___ PROVIDED ENTRIES

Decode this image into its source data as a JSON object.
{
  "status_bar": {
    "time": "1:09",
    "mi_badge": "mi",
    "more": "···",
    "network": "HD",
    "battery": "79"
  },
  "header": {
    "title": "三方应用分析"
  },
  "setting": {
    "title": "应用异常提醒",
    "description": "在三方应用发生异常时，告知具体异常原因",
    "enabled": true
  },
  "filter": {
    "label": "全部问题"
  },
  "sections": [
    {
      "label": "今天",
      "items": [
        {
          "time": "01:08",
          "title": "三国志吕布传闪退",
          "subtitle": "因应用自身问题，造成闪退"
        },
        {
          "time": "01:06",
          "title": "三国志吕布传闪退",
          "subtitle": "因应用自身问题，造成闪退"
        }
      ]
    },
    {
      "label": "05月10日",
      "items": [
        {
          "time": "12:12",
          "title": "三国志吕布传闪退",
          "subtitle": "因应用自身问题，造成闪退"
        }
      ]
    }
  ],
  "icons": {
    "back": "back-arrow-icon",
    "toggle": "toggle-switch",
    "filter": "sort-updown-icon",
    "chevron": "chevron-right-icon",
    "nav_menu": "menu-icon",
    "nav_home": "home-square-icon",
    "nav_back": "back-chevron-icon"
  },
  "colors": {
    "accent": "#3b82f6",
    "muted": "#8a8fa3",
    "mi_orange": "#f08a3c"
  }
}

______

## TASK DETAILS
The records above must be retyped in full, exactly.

## ANSWER BOX
Decode this image into its source data as a JSON object.
{
  "status_bar": {
    "time": "1:09",
    "mi_badge": "mi",
    "more": "···",
    "network": "HD",
    "battery": "79"
  },
  "header": {
    "title": "三方应用分析"
  },
  "setting": {
    "title": "应用异常提醒",
    "description": "在三方应用发生异常时，告知具体异常原因",
    "enabled": true
  },
  "filter": {
    "label": "全部问题"
  },
  "sections": [
    {
      "label": "今天",
      "items": [
        {
          "time": "01:08",
          "title": "三国志吕布传闪退",
          "subtitle": "因应用自身问题，造成闪退"
        },
        {
          "time": "01:06",
          "title": "三国志吕布传闪退",
          "subtitle": "因应用自身问题，造成闪退"
        }
      ]
    },
    {
      "label": "05月10日",
      "items": [
        {
          "time": "12:12",
          "title": "三国志吕布传闪退",
          "subtitle": "因应用自身问题，造成闪退"
        }
      ]
    }
  ],
  "icons": {
    "back": "back-arrow-icon",
    "toggle": "toggle-switch",
    "filter": "sort-updown-icon",
    "chevron": "chevron-right-icon",
    "nav_menu": "menu-icon",
    "nav_home": "home-square-icon",
    "nav_back": "back-chevron-icon"
  },
  "colors": {
    "accent": "#3b82f6",
    "muted": "#8a8fa3",
    "mi_orange": "#f08a3c"
  }
}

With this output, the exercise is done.